mobile phone users

Staff at a UK mobile phone company sold millions of records from thousands of customers without their knowledge, the information watchdog says.

Christopher Graham told the BBC that the details had been allegedly sold on to brokers for substantial sums.

They were allegedly used by other firms to cold-call customers of the unnamed firm as their contracts neared expiry.

The suspected breach emerged after the firm alerted the watchdog. Mr Graham is planning to prosecute those involved.

Mr Graham, the Information Commissioner appointed earlier this year, said the case he was now preparing illustrated why there needed to be a prison sentence to prevent people from selling private data to third parties.

Search warrants

The BBC understands that investigators from the Information Commissioner’s Office have been working with the company.

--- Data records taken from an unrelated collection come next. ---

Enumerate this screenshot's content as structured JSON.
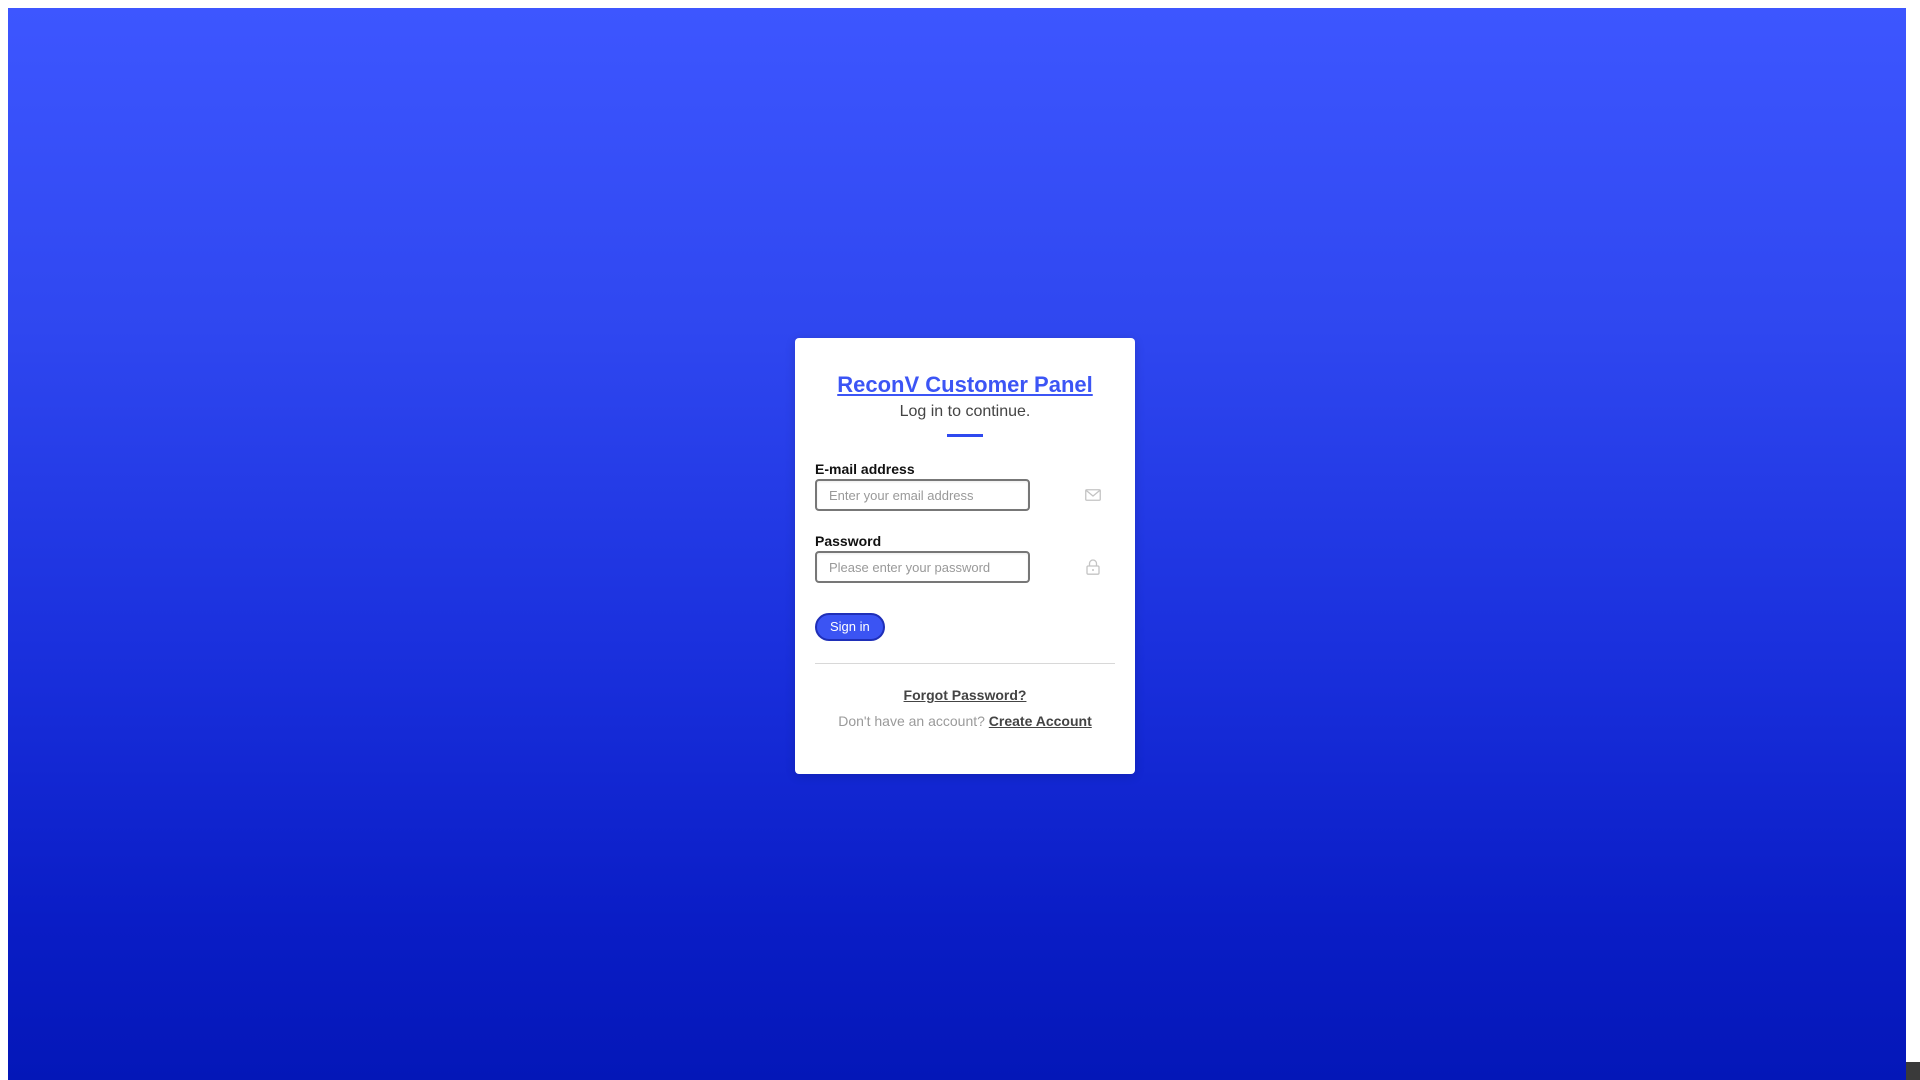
{
  "login": {
    "title": "ReconV Customer Panel",
    "subtitle": "Log in to continue.",
    "email": {
      "label": "E-mail address",
      "placeholder": "Enter your email address",
      "value": "",
      "icon": "envelope-icon"
    },
    "password": {
      "label": "Password",
      "placeholder": "Please enter your password",
      "value": "",
      "icon": "lock-icon"
    },
    "signin_label": "Sign in",
    "forgot_label": "Forgot Password?",
    "signup_prompt": "Don't have an account?",
    "create_account_label": "Create Account"
  },
  "colors": {
    "background_top": "#3d56ff",
    "background_bottom": "#0417b8",
    "accent": "#3c55f5",
    "button": "#3b54f3"
  }
}
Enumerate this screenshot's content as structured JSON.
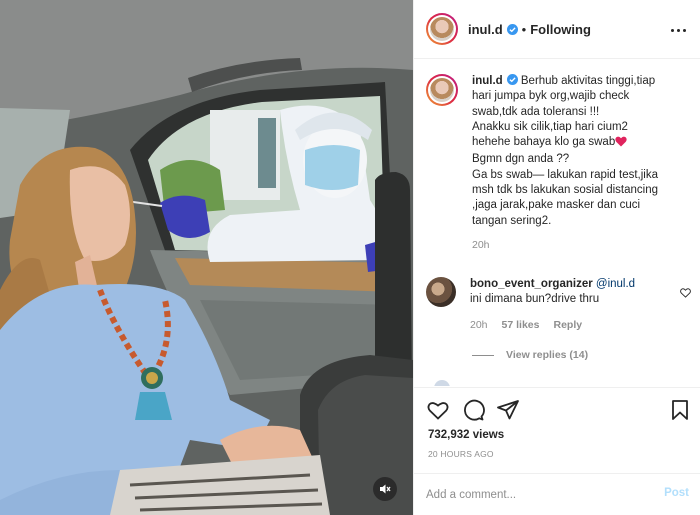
{
  "post": {
    "username": "inul.d",
    "follow_status": "Following",
    "separator": "•",
    "verified_icon": "verified-badge-icon",
    "photo_icon": "photo"
  },
  "caption": {
    "username": "inul.d",
    "lines": [
      "Berhub aktivitas tinggi,tiap",
      "hari jumpa byk org,wajib check",
      "swab,tdk ada toleransi !!!",
      "Anakku sik cilik,tiap hari cium2",
      "hehehe bahaya klo ga swab",
      "Bgmn dgn anda ??",
      "Ga bs swab— lakukan rapid test,jika",
      "msh tdk bs lakukan sosial distancing",
      ",jaga jarak,pake masker dan cuci",
      "tangan sering2."
    ],
    "emoji": "red-heart-icon",
    "time": "20h"
  },
  "comment": {
    "username": "bono_event_organizer",
    "mention": "@inul.d",
    "text": "ini dimana bun?drive thru",
    "time": "20h",
    "likes": "57 likes",
    "reply_label": "Reply",
    "view_replies": "View replies (14)"
  },
  "stats": {
    "views": "732,932 views",
    "posted": "20 HOURS AGO"
  },
  "add_comment": {
    "placeholder": "Add a comment...",
    "post_label": "Post"
  },
  "colors": {
    "link": "#00376b",
    "muted": "#8e8e8e",
    "post_disabled": "#b2dffc",
    "verified": "#3897f0",
    "heart": "#ed4956"
  }
}
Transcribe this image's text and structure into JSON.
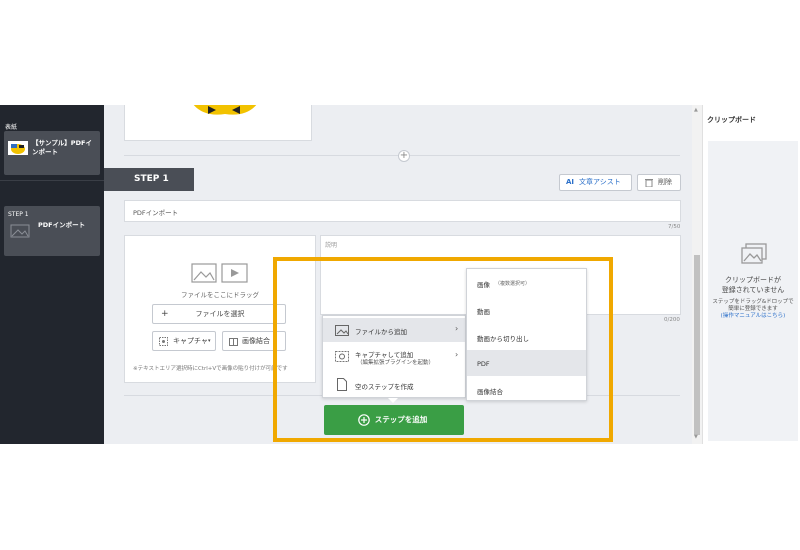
{
  "sidebar": {
    "cover_label": "表紙",
    "cover_title_line1": "【サンプル】PDFイ",
    "cover_title_line2": "ンポート",
    "step_label": "STEP 1",
    "step_title": "PDFインポート"
  },
  "editor": {
    "step_tab": "STEP 1",
    "ai_icon": "AI",
    "ai_assist_label": "文章アシスト",
    "delete_label": "削除",
    "title_value": "PDFインポート",
    "title_counter": "7/50",
    "media_drop_text": "ファイルをここにドラッグ",
    "select_file_label": "ファイルを選択",
    "capture_label": "キャプチャ",
    "image_merge_label": "画像結合",
    "paste_note": "※テキストエリア選択時にCtrl+Vで画像の貼り付けが可能です",
    "desc_placeholder": "説明",
    "desc_counter": "0/200"
  },
  "add_menu": {
    "items": [
      {
        "label": "ファイルから追加"
      },
      {
        "label": "キャプチャして追加",
        "sub": "（編集拡張プラグインを起動）"
      },
      {
        "label": "空のステップを作成"
      }
    ],
    "add_step_label": "ステップを追加"
  },
  "file_submenu": {
    "items": [
      {
        "label": "画像",
        "note": "（複数選択可）"
      },
      {
        "label": "動画"
      },
      {
        "label": "動画から切り出し"
      },
      {
        "label": "PDF"
      },
      {
        "label": "画像結合"
      }
    ]
  },
  "clipboard": {
    "title": "クリップボード",
    "empty_line1": "クリップボードが",
    "empty_line2": "登録されていません",
    "hint_line1": "ステップをドラッグ&ドロップで",
    "hint_line2": "簡単に登録できます",
    "manual_link": "(操作マニュアルはこちら)"
  },
  "colors": {
    "sidebar_bg": "#22262e",
    "accent_green": "#3a9e45",
    "highlight": "#f0a800",
    "link_blue": "#2a6fc9"
  }
}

It reported suspicions of an unlawful trade in customers’ data and the ICO’s team obtained search warrants to enter premises.

Mr Graham said: "Many people will have wondered why and how they are being contacted by someone they do not know just before their existing phone contract is about to expire.

"We are considering the evidence with a view to prosecuting those responsible and I am keen to go much further and close down the entire unlawful industry in personal data.

"But, we will only be able to do this if blaggers and others who trade in personal data face the threat of a prison sentence.

"The existing paltry fines… are simply not enough to deter people from engaging in this lucrative criminal activity. The threat of jail, not fines, will prove a stronger deterrent."

This article is from the BBC News website. © British Broadcasting Corporation, The BBC is not responsible for the content of external internet sites.